With only about 30,000 lions still living in the wild, the plight of the lion population is a dire one, and there's a belief that, at the current rate of decline, lions may be extinct as early as 2020. I can't imagine our world without lions, and I'd like to help keep the future bright for these big cats who share the planet with us. Click on the image above or HERE to get The Casual Veggie.
Southeast Asian Vegetable Platter with Peanut Lime Sauce
This recipe is inspired by my favorite Southeast Asian salads: Rojak from Malaysia, Gado-gado from Indonesia, and Yee Sang, a Chinese New Year treat from Malaysia and Singapore. The hallmark of a good Southeast Asian salad lies in the balance of flavors and textures, and as with many dishes from the region, the sauce plays an instrumental part in bringing it all together. This recipe can easily be doubled. Serves 4.
1 medium jicama

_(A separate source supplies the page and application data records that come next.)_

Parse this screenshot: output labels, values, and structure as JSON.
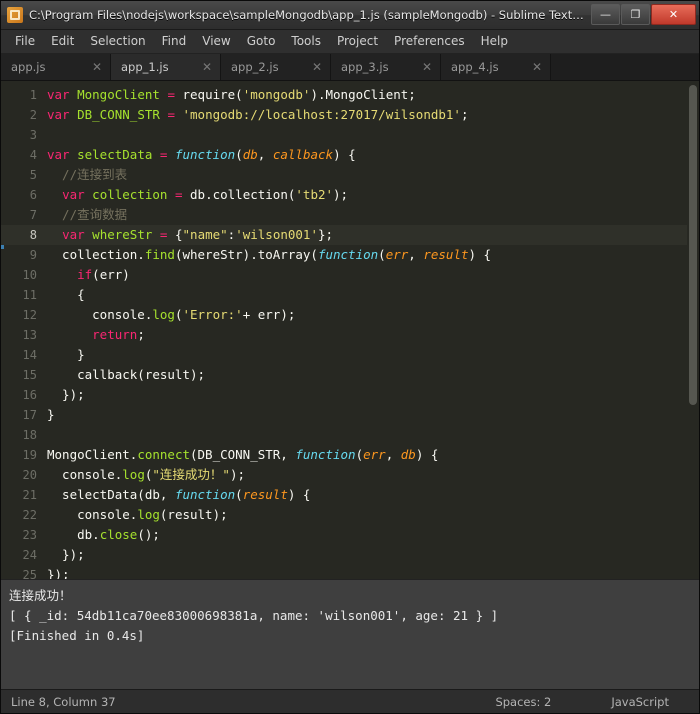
{
  "window": {
    "title": "C:\\Program Files\\nodejs\\workspace\\sampleMongodb\\app_1.js (sampleMongodb) - Sublime Text…",
    "icon": "sublime-text-icon",
    "buttons": {
      "minimize": "—",
      "maximize": "❐",
      "close": "✕"
    }
  },
  "menu": {
    "items": [
      "File",
      "Edit",
      "Selection",
      "Find",
      "View",
      "Goto",
      "Tools",
      "Project",
      "Preferences",
      "Help"
    ]
  },
  "tabs": [
    {
      "label": "app.js",
      "active": false,
      "close": "✕"
    },
    {
      "label": "app_1.js",
      "active": true,
      "close": "✕"
    },
    {
      "label": "app_2.js",
      "active": false,
      "close": "✕"
    },
    {
      "label": "app_3.js",
      "active": false,
      "close": "✕"
    },
    {
      "label": "app_4.js",
      "active": false,
      "close": "✕"
    }
  ],
  "editor": {
    "line_numbers": [
      "1",
      "2",
      "3",
      "4",
      "5",
      "6",
      "7",
      "8",
      "9",
      "10",
      "11",
      "12",
      "13",
      "14",
      "15",
      "16",
      "17",
      "18",
      "19",
      "20",
      "21",
      "22",
      "23",
      "24",
      "25"
    ],
    "highlighted_line": 8,
    "lines": [
      "var MongoClient = require('mongodb').MongoClient;",
      "var DB_CONN_STR = 'mongodb://localhost:27017/wilsondb1';",
      "",
      "var selectData = function(db, callback) {",
      "  //连接到表",
      "  var collection = db.collection('tb2');",
      "  //查询数据",
      "  var whereStr = {\"name\":'wilson001'};",
      "  collection.find(whereStr).toArray(function(err, result) {",
      "    if(err)",
      "    {",
      "      console.log('Error:'+ err);",
      "      return;",
      "    }",
      "    callback(result);",
      "  });",
      "}",
      "",
      "MongoClient.connect(DB_CONN_STR, function(err, db) {",
      "  console.log(\"连接成功！\");",
      "  selectData(db, function(result) {",
      "    console.log(result);",
      "    db.close();",
      "  });",
      "});"
    ]
  },
  "console": {
    "lines": [
      "连接成功！",
      "[ { _id: 54db11ca70ee83000698381a, name: 'wilson001', age: 21 } ]",
      "[Finished in 0.4s]"
    ]
  },
  "statusbar": {
    "cursor": "Line 8, Column 37",
    "indent": "Spaces: 2",
    "syntax": "JavaScript"
  },
  "colors": {
    "editor_bg": "#272822",
    "keyword": "#f92672",
    "string": "#e6db74",
    "comment": "#75715e",
    "function": "#66d9ef",
    "identifier": "#a6e22e",
    "param": "#fd971f",
    "close_button": "#c0392b"
  }
}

2 medium carrots
1 medium cucumber
1 large apple
1 cup mung bean sprouts
1 cup cilantro
2 large eggs, hard-boiled
4-inch piece of tempeh
PEANUT LIME SAUCE
1/4 cup unsalted and unsweetened smooth peanut butter
1/4 cup coconut or palm sugar
1 tablespoon freshly squeezed lime juice
1 tablespoon soy sauce
1/4-1/2 teaspoon chilli powder (optional)
Pinch of salt and pepper
1/4 cup coconut or almond milk, more if needed
1/2 cup roasted ground peanuts
1 tablespoon sesame seeds
To make peanut lime sauce, mix all ingredients, except ground peanuts and sesame seeds, in a bowl and stir with a spoon to combine. The consistency should be thick but not pasty and only slightly runny. Lightly stir in ground peanuts and sesame seeds.
Prepare the ingredients. Cut tempeh into cubes of 1/2-inch thickness and lightly grill or bake until the edges turn crispy. Set aside. Cut hard-boiled eggs into quarters and set aside.
Peel jicama, carrots, cucumber and apple, and cut them into sticks of about 1/4-inch thick and 3-inch lengthwise. (Soak apple pieces in water mixed with some lime/lemon juice to prevent browning.)
Arrange all ingredients on a plate. Serve. To eat, assemble the desired ingredients on a plate, top with sauce and enjoy!